Abstract:
The canonical partition function is related to the grand canonical one through the fugacity expansion and is known to have no sign problem. In this paper we perform the fugacity expansion by a method of the hopping parameter expansion in temporal direction for the lattice QCD: winding number expansion. The canonical partition function is constructed for Nf=2 QCD starting from gauge configurations at zero chemical potential. After derivation of the canonical partition function we calculate hadronic observables like chiral condensate and quark number density and the pressure at the real chemical potential.

Abstract:
We present a reduction method for Wilson Dirac fermions with non-zero chemical potential which generates a dimensionally reduced fermion matrix. The size of the reduced fermion matrix is independent of the temporal lattice extent and the dependence on the chemical potential is factored out. As a consequence the reduced matrix allows a simple evaluation of the Wilson fermion determinant for any value of the chemical potential and hence the exact projection to the canonical partition functions.
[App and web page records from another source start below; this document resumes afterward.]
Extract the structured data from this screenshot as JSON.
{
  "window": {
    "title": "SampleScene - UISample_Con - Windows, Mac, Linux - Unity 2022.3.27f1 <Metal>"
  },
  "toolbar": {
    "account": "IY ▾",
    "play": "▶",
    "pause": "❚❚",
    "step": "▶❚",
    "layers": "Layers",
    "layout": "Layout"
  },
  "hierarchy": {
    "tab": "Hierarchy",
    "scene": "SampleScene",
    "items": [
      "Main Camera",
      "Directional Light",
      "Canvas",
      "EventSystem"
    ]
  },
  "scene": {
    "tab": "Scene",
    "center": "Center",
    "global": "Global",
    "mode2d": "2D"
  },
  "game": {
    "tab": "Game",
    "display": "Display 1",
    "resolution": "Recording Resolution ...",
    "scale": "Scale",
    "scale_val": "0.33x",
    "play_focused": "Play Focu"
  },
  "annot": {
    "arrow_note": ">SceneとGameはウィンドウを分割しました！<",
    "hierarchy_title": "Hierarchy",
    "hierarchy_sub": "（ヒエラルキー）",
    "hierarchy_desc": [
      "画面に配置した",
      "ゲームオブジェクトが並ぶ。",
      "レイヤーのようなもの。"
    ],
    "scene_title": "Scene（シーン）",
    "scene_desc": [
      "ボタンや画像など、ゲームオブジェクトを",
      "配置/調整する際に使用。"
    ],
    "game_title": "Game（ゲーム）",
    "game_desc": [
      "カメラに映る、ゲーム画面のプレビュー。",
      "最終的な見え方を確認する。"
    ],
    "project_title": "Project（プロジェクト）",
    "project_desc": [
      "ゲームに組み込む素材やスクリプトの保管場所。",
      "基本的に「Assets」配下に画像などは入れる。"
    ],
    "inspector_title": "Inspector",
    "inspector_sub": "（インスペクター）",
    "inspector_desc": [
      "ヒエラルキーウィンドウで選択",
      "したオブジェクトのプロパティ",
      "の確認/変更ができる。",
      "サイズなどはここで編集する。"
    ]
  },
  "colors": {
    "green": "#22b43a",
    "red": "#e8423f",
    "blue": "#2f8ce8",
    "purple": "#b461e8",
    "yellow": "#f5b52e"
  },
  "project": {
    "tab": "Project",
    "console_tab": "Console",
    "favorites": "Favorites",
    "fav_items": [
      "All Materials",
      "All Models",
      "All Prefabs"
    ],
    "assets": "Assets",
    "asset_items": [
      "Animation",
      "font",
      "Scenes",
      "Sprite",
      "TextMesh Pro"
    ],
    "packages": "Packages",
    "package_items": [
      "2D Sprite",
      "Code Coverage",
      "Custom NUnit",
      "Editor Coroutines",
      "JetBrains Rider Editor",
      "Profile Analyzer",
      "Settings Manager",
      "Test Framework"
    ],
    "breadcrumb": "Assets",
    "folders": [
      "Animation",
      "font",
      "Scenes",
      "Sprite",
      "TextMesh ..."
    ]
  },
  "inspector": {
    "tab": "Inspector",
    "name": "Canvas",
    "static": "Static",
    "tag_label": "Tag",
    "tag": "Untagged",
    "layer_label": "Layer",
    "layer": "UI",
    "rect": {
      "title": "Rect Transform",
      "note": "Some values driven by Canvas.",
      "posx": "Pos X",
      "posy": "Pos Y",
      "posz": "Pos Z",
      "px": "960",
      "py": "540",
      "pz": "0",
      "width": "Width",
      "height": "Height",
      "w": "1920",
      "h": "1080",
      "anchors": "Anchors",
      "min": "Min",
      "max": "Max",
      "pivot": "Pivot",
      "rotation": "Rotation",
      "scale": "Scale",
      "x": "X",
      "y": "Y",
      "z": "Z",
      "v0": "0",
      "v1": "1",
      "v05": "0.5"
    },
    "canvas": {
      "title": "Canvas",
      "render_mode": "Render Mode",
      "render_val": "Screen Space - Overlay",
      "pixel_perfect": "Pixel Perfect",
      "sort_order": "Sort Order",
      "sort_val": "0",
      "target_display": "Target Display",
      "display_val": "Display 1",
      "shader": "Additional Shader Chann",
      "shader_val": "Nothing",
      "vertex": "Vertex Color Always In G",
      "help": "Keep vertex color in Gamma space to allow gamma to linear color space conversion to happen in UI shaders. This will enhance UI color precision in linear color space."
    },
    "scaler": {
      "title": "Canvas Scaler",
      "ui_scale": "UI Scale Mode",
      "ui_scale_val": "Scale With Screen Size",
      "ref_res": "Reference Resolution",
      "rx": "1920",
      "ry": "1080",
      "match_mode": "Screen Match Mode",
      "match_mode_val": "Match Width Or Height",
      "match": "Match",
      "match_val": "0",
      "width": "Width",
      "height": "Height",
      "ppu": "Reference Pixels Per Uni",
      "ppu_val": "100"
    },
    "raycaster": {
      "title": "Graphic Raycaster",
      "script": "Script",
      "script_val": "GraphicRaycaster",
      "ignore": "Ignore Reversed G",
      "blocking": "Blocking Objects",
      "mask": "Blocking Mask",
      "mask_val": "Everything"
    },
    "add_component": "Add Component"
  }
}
Abstract:
With the ongoing experimental interest in exploring the excited hadron spectrum, evaluations of the matrix elements describing the formation and decay of such states via radiative processes provide us with an important connection between theory and experiment. In particular, determinations obtained via the lattice allow for a direct comparison of QCD-expectation with experimental observation. Here we present the first light quark determination of the $\rho \rightarrow \pi \gamma$ transition form factor from lattice QCD using dynamical quarks. Using the PACS-CS 2+1 flavour QCD ensembles we are able to obtain results across a range of masses, to the near physical value of $m_\pi = 157$ MeV. An important aspect of our approach is the use of variational methods to isolate the desired QCD eigenstate. For low-lying states, such techniques facilitate the removal of excited state contributions. In principle the method enables one to consider arbitrary eigenstates. We find our results are in accord with the non-relativistic quark model for heavy masses. In moving towards the light-quark regime we observe an interesting quark mass dependence, contrary to the quark model expectation. Comparison of our light-quark result with experimental determinations highlights a significant discrepancy suggesting that disconnected sea-quark loop contributions may play a significant role in fully describing this process.

Abstract:
we discuss recent results for the phase transition in finite-temperature qcd from numerical (monte carlo) simulations of the lattice-regularized theory. emphasis is given to the case of two degenerate light-quark flavors. the order of the transition in this case, which could have cosmological implications, has not yet been established.

Abstract:
We discuss recent results for the phase transition in finite-temperature QCD from numerical (Monte Carlo) simulations of the lattice-regularized theory. Emphasis is given to the case of two degenerate light-quark flavors. The order of the transition in this case, which could have cosmological implications, has not yet been established.